among themselves on a common name, and use ordinarily local tribal names.
Half a dozen years ago travellers were warned against the dangers of the road, but since then matters have been taken vigorously in hand by the Chinese authorities. Guard-houses have been erected at short intervals, the passes are strongly fortified, and a large force of well-trained men is stationed permanently in the valley. The journey can now be made in entire safety, but there are numerous signs of past dangers, and the precautions taken are very evident. Perhaps I was made especially conscious of possible danger because, as my interpreter said, though the officials were careful to secure the safety of every one of us, they were particularly anxious that nothing should happen to me; not, of course, from any personal concern for the foreigner, but because the foreigner's Government has such a way of making things unpleasant if anything happens to him.

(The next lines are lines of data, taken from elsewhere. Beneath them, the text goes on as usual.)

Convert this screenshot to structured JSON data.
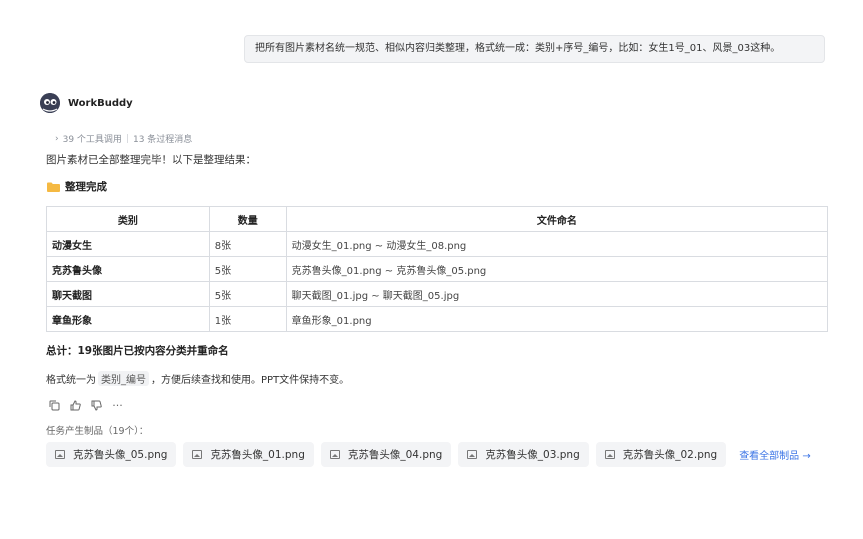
{
  "user_message": "把所有图片素材名统一规范、相似内容归类整理，格式统一成：类别+序号_编号，比如：女生1号_01、风景_03这种。",
  "assistant": {
    "name": "WorkBuddy",
    "tool_calls": "39 个工具调用",
    "process_messages": "13 条过程消息",
    "intro": "图片素材已全部整理完毕！以下是整理结果：",
    "section_title": "整理完成"
  },
  "table": {
    "headers": [
      "类别",
      "数量",
      "文件命名"
    ],
    "rows": [
      {
        "category": "动漫女生",
        "count": "8张",
        "names": "动漫女生_01.png ~ 动漫女生_08.png"
      },
      {
        "category": "克苏鲁头像",
        "count": "5张",
        "names": "克苏鲁头像_01.png ~ 克苏鲁头像_05.png"
      },
      {
        "category": "聊天截图",
        "count": "5张",
        "names": "聊天截图_01.jpg ~ 聊天截图_05.jpg"
      },
      {
        "category": "章鱼形象",
        "count": "1张",
        "names": "章鱼形象_01.png"
      }
    ]
  },
  "summary": "总计：19张图片已按内容分类并重命名",
  "format_note": {
    "prefix": "格式统一为",
    "code": "类别_编号",
    "suffix": "，方便后续查找和使用。PPT文件保持不变。"
  },
  "actions": {
    "copy_icon": "copy-icon",
    "like_icon": "thumbs-up-icon",
    "dislike_icon": "thumbs-down-icon",
    "more_icon": "more-icon",
    "more_glyph": "···"
  },
  "artifacts": {
    "label": "任务产生制品（19个）：",
    "items": [
      "克苏鲁头像_05.png",
      "克苏鲁头像_01.png",
      "克苏鲁头像_04.png",
      "克苏鲁头像_03.png",
      "克苏鲁头像_02.png"
    ],
    "view_all": "查看全部制品 →"
  },
  "colors": {
    "link": "#3b74e6",
    "folder": "#f5b942"
  }
}
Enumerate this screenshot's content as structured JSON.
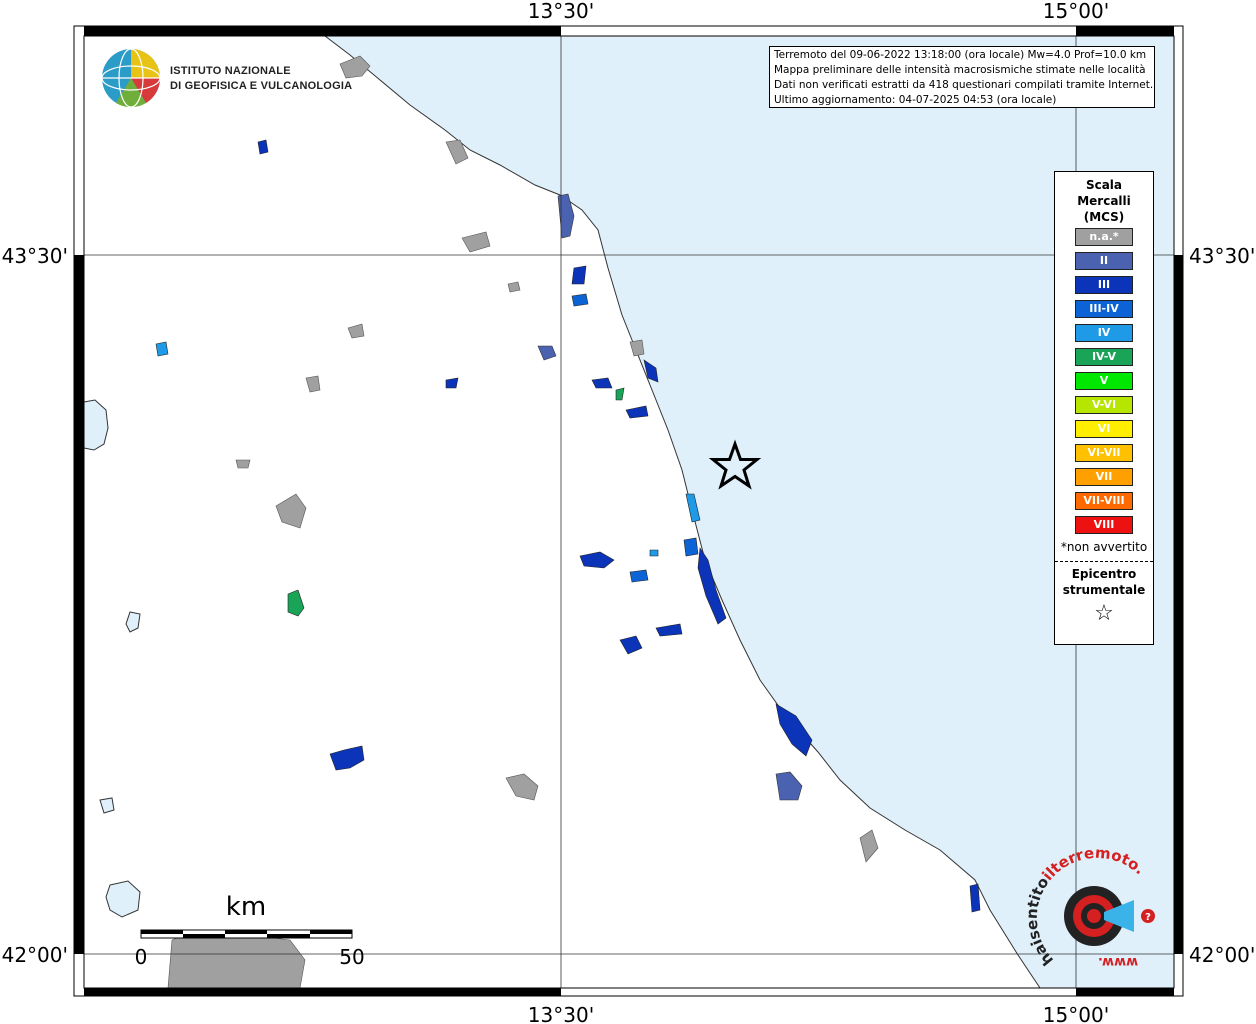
{
  "frame": {
    "top_lon_labels": [
      "13°30'",
      "15°00'"
    ],
    "bottom_lon_labels": [
      "13°30'",
      "15°00'"
    ],
    "left_lat_labels": [
      "43°30'",
      "42°00'"
    ],
    "right_lat_labels": [
      "43°30'",
      "42°00'"
    ]
  },
  "info": {
    "line1": "Terremoto del 09-06-2022 13:18:00 (ora locale) Mw=4.0 Prof=10.0 km",
    "line2": "Mappa preliminare delle intensità macrosismiche stimate nelle località",
    "line3": "Dati non verificati estratti da 418 questionari compilati tramite Internet.",
    "line4": "Ultimo aggiornamento: 04-07-2025 04:53 (ora locale)"
  },
  "logo": {
    "line1": "ISTITUTO NAZIONALE",
    "line2": "DI GEOFISICA E VULCANOLOGIA"
  },
  "legend": {
    "title1": "Scala",
    "title2": "Mercalli",
    "title3": "(MCS)",
    "items": [
      {
        "label": "n.a.*",
        "color": "#a0a0a0"
      },
      {
        "label": "II",
        "color": "#4a62b0"
      },
      {
        "label": "III",
        "color": "#0c34b8"
      },
      {
        "label": "III-IV",
        "color": "#0b63d6"
      },
      {
        "label": "IV",
        "color": "#1e9ae6"
      },
      {
        "label": "IV-V",
        "color": "#1aa457"
      },
      {
        "label": "V",
        "color": "#00e800"
      },
      {
        "label": "V-VI",
        "color": "#b6e600"
      },
      {
        "label": "VI",
        "color": "#ffee00"
      },
      {
        "label": "VI-VII",
        "color": "#ffc000"
      },
      {
        "label": "VII",
        "color": "#ffa000"
      },
      {
        "label": "VII-VIII",
        "color": "#ff6a00"
      },
      {
        "label": "VIII",
        "color": "#ee1111"
      }
    ],
    "note": "*non avvertito",
    "epicentre1": "Epicentro",
    "epicentre2": "strumentale",
    "star": "☆"
  },
  "scale": {
    "unit": "km",
    "label_start": "0",
    "label_end": "50"
  },
  "watermark": {
    "text1": "haisentito",
    "text2": "ilterremoto.it",
    "text3": "www."
  },
  "colors": {
    "sea": "#dff0fb",
    "coast": "#333333"
  }
}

From Hui-li-chou northwards I was escorted by real soldiers, quite of the new service. They looked rather shipshape in khaki suits and puttees, and their guns were of a good model, but they handled them in careless fashion at first, belabouring laden ponies and even coolies who were slow in getting out of the way of my chair. I am told that they are very ready to lord it over their countrymen when escorting Europeans, taking advantage of the fearful respect in which the